Records contained in a dataset
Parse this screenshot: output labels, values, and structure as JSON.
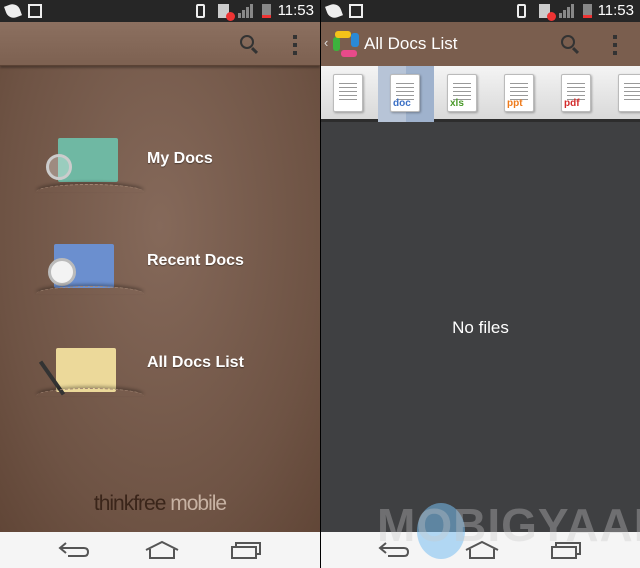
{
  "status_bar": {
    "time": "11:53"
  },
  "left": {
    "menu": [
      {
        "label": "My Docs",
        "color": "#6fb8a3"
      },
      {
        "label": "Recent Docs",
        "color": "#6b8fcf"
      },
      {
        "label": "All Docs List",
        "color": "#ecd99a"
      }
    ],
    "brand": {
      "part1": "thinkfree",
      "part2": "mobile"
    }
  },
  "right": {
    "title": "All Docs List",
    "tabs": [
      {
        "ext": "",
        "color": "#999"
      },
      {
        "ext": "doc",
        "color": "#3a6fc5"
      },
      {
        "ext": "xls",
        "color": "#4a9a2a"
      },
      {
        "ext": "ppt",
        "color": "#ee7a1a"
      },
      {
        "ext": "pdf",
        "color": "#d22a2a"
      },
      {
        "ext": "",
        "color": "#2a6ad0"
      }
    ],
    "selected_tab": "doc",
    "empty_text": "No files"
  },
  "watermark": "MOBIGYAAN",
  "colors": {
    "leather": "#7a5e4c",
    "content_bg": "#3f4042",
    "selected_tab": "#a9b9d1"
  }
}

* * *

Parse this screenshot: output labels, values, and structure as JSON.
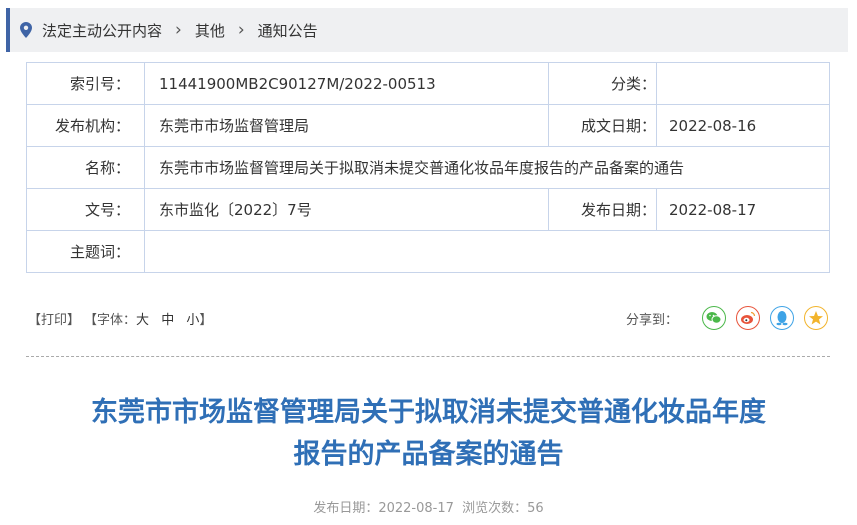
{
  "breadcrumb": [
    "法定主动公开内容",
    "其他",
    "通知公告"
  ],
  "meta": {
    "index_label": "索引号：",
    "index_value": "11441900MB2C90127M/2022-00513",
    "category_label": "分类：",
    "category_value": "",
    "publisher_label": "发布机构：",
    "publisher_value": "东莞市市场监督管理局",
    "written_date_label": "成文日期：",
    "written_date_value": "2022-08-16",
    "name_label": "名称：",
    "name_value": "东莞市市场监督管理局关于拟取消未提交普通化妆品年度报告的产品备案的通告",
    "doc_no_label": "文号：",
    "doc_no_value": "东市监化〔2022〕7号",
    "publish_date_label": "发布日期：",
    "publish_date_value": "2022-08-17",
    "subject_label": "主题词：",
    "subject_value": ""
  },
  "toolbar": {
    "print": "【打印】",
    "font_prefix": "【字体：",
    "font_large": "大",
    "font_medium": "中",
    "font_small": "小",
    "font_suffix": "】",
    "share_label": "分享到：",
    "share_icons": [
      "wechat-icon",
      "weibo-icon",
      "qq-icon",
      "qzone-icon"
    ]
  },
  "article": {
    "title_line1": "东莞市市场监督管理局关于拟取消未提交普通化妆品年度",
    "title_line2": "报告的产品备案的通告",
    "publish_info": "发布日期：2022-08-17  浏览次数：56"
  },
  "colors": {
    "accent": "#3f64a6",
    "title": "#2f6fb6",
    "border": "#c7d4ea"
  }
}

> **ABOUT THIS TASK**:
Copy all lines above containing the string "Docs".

> **WRITTEN SOLUTION**:
        "label": "My Docs",
        "label": "Recent Docs",
        "label": "All Docs List",
    "title": "All Docs List",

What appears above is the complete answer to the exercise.